    • 505 Words
    • 3 Pages
    Good Essays
  • Powerful Essays

    essay I will investigate the significance of Alfred Hitchcock’s figuration of ‘the blonde’ and ask what the construction of Hitchcock’s blonde heroines reveals about gender dynamics in post-war cinema. To this end, I will undertake a close analysis of the blonde protagonists Lisa Carol Fremont and Madeleine Elster in Hitchcock’s post-war films Rear Window (1954) and Vertigo (1958) . To address this issue, first I will introduce the archetype of the Hitchcock blonde in general and its feminist critique

    • 1739 Words
    • 7 Pages
    Powerful Essays
  • Powerful Essays

    head: HITCHCOCK?S INFLUENCE ON DAVID FINCHER 8 HITCHCOCK?S INFLUENCE ON DAVID FINCHER Alfred Hitchcock?s Influence on Contemporary Filmmaker David Fincher Rebecca McLemore Cleveland State University Introduction Introduce the master of suspense, Alfred Hitchcock Reference Hitchcock as David Fincher?s inspiration.
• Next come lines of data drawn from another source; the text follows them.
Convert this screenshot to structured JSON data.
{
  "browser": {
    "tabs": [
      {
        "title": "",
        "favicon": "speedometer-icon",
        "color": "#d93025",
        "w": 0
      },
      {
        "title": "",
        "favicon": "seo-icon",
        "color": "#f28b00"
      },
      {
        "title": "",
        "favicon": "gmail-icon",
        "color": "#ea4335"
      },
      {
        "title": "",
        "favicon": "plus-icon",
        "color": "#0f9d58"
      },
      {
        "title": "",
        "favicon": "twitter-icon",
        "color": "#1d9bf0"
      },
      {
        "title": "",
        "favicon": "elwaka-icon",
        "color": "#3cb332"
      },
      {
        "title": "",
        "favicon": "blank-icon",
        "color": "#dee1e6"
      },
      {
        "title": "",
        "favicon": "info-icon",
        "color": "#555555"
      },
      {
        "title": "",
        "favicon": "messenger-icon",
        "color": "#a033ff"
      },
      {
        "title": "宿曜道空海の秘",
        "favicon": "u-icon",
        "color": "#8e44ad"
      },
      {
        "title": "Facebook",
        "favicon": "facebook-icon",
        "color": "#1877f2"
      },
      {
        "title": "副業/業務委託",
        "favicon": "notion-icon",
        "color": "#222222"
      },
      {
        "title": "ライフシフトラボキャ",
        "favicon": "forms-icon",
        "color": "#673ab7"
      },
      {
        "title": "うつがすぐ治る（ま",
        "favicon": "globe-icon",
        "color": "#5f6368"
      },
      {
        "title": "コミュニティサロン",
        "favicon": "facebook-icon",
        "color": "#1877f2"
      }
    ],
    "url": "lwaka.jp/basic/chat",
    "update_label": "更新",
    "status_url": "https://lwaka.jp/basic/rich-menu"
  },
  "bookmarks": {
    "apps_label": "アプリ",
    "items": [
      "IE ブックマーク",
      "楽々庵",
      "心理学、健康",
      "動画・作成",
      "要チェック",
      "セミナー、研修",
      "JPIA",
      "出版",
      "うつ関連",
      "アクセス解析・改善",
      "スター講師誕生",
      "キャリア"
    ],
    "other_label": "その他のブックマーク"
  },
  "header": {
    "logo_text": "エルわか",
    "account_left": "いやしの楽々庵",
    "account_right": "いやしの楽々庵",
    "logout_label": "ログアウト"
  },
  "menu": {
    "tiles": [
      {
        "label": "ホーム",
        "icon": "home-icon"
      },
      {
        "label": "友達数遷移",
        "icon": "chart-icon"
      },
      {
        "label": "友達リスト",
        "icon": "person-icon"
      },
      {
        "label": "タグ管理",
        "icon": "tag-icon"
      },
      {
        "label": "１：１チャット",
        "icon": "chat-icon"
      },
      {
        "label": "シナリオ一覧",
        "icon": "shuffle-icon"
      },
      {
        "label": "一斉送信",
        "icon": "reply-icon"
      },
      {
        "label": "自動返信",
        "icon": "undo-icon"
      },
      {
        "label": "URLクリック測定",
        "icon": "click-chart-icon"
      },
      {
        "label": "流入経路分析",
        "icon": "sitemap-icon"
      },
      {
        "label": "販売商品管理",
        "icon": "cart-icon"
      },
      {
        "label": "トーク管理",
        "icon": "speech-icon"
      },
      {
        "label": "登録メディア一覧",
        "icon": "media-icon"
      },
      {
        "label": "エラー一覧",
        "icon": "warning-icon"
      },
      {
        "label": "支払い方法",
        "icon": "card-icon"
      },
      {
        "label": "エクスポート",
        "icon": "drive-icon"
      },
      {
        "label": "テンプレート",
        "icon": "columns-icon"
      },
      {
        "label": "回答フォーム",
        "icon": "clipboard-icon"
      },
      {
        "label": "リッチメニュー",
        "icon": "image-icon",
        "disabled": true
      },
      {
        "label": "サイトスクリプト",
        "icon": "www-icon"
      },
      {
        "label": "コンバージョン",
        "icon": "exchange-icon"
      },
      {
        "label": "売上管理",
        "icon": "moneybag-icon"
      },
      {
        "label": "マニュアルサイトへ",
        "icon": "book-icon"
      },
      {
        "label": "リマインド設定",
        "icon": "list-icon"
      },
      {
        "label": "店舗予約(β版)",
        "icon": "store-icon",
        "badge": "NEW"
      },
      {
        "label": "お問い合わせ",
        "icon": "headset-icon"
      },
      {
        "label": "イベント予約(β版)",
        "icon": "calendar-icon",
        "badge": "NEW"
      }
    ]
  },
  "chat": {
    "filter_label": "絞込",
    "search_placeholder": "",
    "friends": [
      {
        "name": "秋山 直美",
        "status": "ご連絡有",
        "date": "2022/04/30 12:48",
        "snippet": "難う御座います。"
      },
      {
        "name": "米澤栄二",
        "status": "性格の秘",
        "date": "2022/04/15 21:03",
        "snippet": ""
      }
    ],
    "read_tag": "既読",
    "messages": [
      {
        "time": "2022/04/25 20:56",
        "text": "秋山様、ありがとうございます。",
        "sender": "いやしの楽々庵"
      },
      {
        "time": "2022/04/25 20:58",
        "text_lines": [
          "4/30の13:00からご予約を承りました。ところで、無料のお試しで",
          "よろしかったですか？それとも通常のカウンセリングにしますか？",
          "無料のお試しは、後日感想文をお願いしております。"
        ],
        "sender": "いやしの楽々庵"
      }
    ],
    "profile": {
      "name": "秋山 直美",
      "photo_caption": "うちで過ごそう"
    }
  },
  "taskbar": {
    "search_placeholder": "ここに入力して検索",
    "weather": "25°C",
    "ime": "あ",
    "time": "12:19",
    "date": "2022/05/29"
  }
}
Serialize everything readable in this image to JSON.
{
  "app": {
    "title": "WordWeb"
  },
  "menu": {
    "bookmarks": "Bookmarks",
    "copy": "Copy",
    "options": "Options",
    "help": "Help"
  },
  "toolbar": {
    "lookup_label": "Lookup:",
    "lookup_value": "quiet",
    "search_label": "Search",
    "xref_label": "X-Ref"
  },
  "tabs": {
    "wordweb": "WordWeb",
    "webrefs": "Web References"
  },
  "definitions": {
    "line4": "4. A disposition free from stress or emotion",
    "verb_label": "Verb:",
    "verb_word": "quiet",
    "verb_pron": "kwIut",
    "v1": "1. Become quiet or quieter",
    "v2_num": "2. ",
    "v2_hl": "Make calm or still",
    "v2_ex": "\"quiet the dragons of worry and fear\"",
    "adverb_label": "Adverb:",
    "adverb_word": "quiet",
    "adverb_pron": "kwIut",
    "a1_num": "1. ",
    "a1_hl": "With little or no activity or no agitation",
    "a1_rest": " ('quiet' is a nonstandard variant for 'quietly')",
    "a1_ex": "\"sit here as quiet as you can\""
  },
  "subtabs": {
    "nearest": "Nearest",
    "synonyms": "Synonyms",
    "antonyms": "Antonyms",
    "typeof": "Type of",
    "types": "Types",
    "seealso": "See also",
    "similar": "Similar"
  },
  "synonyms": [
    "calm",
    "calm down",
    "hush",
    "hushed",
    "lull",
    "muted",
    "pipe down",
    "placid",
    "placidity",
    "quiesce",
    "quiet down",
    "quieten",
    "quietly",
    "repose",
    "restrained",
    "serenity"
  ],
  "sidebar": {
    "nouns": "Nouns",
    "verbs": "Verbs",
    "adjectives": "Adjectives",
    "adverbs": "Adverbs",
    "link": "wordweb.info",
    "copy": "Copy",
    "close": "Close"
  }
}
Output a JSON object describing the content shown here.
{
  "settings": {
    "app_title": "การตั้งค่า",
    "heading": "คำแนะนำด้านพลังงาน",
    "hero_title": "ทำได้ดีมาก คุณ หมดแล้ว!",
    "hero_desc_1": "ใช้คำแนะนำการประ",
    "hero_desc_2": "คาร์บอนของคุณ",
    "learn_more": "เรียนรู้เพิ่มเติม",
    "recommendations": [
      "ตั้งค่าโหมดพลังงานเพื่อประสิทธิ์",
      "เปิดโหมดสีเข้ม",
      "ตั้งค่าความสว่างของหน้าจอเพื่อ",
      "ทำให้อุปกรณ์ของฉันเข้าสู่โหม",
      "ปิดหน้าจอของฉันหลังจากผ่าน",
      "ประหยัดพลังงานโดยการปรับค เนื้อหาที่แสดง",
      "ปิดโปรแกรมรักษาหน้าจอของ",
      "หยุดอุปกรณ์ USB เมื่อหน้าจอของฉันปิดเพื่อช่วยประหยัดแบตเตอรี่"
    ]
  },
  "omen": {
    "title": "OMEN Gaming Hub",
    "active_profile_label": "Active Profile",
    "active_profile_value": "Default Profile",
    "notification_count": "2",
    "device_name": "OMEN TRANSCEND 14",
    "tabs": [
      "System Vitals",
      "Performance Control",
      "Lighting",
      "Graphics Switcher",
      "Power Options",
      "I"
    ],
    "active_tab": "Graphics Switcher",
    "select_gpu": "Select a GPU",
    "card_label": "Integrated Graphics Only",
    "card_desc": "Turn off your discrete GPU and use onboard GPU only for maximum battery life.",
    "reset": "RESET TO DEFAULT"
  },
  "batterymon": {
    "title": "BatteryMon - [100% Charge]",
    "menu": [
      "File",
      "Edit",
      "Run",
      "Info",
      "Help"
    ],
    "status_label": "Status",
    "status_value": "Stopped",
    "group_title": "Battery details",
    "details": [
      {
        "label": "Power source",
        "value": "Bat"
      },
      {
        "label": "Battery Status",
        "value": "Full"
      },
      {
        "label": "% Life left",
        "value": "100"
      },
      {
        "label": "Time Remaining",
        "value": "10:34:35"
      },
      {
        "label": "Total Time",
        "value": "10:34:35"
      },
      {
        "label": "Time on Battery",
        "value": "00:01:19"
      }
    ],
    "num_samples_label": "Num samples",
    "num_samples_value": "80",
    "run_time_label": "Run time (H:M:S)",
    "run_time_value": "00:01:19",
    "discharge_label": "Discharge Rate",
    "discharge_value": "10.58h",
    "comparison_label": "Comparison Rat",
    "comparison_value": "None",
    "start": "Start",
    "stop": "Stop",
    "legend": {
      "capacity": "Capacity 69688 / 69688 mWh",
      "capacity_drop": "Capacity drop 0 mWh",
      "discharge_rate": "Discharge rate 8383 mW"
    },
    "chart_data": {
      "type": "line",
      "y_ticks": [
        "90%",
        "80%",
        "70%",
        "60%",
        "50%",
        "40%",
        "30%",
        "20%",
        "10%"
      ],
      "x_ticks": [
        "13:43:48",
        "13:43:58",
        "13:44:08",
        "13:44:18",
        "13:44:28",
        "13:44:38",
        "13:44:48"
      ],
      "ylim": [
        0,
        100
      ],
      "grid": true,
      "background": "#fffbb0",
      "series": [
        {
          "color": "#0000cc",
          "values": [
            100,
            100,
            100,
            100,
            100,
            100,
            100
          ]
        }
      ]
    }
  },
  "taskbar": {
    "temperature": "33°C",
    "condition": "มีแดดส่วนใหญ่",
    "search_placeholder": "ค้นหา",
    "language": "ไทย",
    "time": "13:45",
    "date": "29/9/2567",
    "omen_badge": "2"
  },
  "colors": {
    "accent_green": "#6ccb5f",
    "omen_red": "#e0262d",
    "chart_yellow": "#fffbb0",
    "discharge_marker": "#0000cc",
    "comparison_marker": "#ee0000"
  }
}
Thesis Statement: When watching a Fincher film, one can make direct and indirect comparisons to Alfred Hitchcock?s films

    • 1575 Words
    • 7 Pages
    Powerful Essays
  • Good Essays

    Alfred Hitchcock’s early life was filled with cinema and directors. He was born in London in 1899. As a young man he was very independent and went to movies and plays by himself, according to Senses of Cinema. As soon as he finished school he worked in cinema and made a name for himself directing thrillers. Hitchcock eventually became the highest paid director in England. He worked with his wife Alma Hitchcock, who he married in 1926. Alma was also in the film business and worked with her husband

    • 495 Words
    • 2 Pages
    Good Essays
  • Powerful Essays

    their films. In particular, the master of suspense, Alfred Hitchcock, would come to be one of the most noble auteur directors that film history has to offer. He has displayed themes such as voyeurism, birds, and identity mistake and technical styles such as the camera, actors, and lighting. Hitchcock’s masterpieces have been a symbol of art form and his unique style has inspired and transitioned into other films today. Alfred Joseph Hitchcock was born in London

    • 2227 Words
    • 9 Pages
    Powerful Essays
  • Powerful Essays

    Biographical Criticism of Hitchcock in His Films Vertigo (1958) and The Birds (1963) Alfred Hitchcock was born in Leytonstone, England during the Edwardian Era. His parents, William and Emma Hitchcock, instilled the ideas of guilt and punishment into him from an early age. They were devout Catholics and sent their son to a strict religious boarding school. He was taken out of school, however, at the age of fourteen because of his father’s death. Due to his upbringing, Alfred developed a fear of punishment

    • 1148 Words
    • 5 Pages
    Powerful Essays
  • Good Essays

    Released in 1958, Alfred Hitchcock’s Vertigo was a film centering around lies and obsession. After being released from his job as a detective after he got acrophobia, John “Scottie” Ferguson is asked to follow his friend’s wife, Madeleine. Scottie starts up an affair with her, being drawn to her mystery. After she commits suicide, Scottie struggles with guilt. When he sees another version of Madeleine, his obsession pushes him to remake the woman into Madeleine. His obsession leads him to uncover

    • 1104 Words
    • 5 Pages
    Good Essays
  • Good Essays

    In the film Rear Window, the director, Alfred Hitchcock uses a variety of techniques to create suspense and leave viewers on the edge of their seats throughout the film. Hitchcock uses a good assortment of tempo to create thoughts in the viewer's mind. He slows down the pace to create anticipation, and speeds it up to show a change in intensity. In the ending scene of Rear Window, Alfred Hitchcock uses changes in pace and tempo, lighting, and a short term deadline to constitute an immense atmosphere

    • 627 Words
    • 3 Pages
    Good Essays